Cackowski: We both are from different improv groups; Groundlings and Second City, but I think when you take improv classes, there’s such an exciting feeling that there are other nerds out there — there’s this nerd circle.
Spivey: You find your people, that really is what it is. Liz and I were lucky enough that some of our people went to SNL, then we went to SNL, and it just kept rolling which has been fantastic. It’s hard work though.
Were there formative experiences you had on Saturday Night Live that prepared you particularly well for a comedic career?

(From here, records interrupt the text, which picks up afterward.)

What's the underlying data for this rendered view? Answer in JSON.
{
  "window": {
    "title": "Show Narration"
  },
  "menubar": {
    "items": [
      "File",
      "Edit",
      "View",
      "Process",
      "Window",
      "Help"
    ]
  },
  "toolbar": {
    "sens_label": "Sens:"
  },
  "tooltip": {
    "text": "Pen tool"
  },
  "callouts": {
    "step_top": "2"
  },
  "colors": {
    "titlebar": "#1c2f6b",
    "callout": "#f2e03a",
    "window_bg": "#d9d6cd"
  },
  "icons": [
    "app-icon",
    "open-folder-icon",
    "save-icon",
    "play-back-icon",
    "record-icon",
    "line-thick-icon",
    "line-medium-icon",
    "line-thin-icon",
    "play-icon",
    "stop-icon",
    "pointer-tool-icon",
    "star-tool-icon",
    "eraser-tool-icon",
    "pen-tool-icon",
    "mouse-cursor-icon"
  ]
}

Cackowski: When Emily and I found each other and started writing some sketches together, we would just giggle and giggle and one of our favorite sketches was when Will Ferrel came back to host and it was something really specific that we both loved — when corporations hire somebody to do content for them, like MC’ing a corporate function —
Spivey: Corporate comedy.
Cackowski: Yes, writing that together from start to finish was so joyful. And for me, I had never met Ferrell before and I was a huge fan, seeing him do something that we wrote was a super cool moment.
Spivey: What I learned there, along with Poehler, is that if it takes too long you’re doing it wrong. Improv teaches you this too; just get to the heart of the scene and write it as fast as possible and not overthink it. Often times when I’m stuck I think about those nights writing with Amy when we decided to just keep jamming it and have as much laughs as we can instead of laboring over something. Working that way was really rewarding to me and helped a lot with my confidence as a writer.
Cackowski: Also, every week there’s a ton of rejection there and it makes you much stronger. It makes you learn that rejection is okay and you’re going to come back next week and try again. Everybody writes sketches — there’s about 40 to choose from and only about 8 make it to the show.
Spivey: [It’s important] not to be too precious with your words and your work. Learning how to fully collaborate with others is so, so important. That may have been the biggest lesson I learned from SNL because it really is a pure ensemble and you cannot be precious with your work. You have to be a good collaborator, that’s how the best work comes out.
Other than PEN15 that you mentioned, are there other shows or movies or creators that you feel exemplify powerful comedic storytelling?
Cackowski: I know I said PEN15 before, but that show was making me laugh out loud, call my old best friend and talk with her, and it even made me cry a few times.
Can you share an unexpected moment from behind-the-scenes of Wine Country?
Cackowski: Jason Schwartzman would come so crazily prepared and that really tickled me. In one scene he’s chopping up seafood for his paella, and he came in having researched squid and having things to contribute, like adding in the difference between cuttlefish and a squid.
Spivey: Behind the scenes of the movie also became the movie. It was weird, like a hall of mirrors.
Cackowski: There was the original trip, then going back up there to shoot the movie about the trip, and now people are going back again to do press about the movie about the trip.
What are you working on now?
Cackowski: We have written another movie for Netflix, but I think that’s all we can say about it…
Spivey: I’m working on a cartoon for Fox called Bless the Hearts that has two female leads. It’s a King of the Hill-like cartoon that takes place in North Carolina. Kristin Wiig and Maya Rudolph star in it.
This interview has been edited for length and clarity.
Sign up for THR news straight to your inbox every day
Roe V. Wade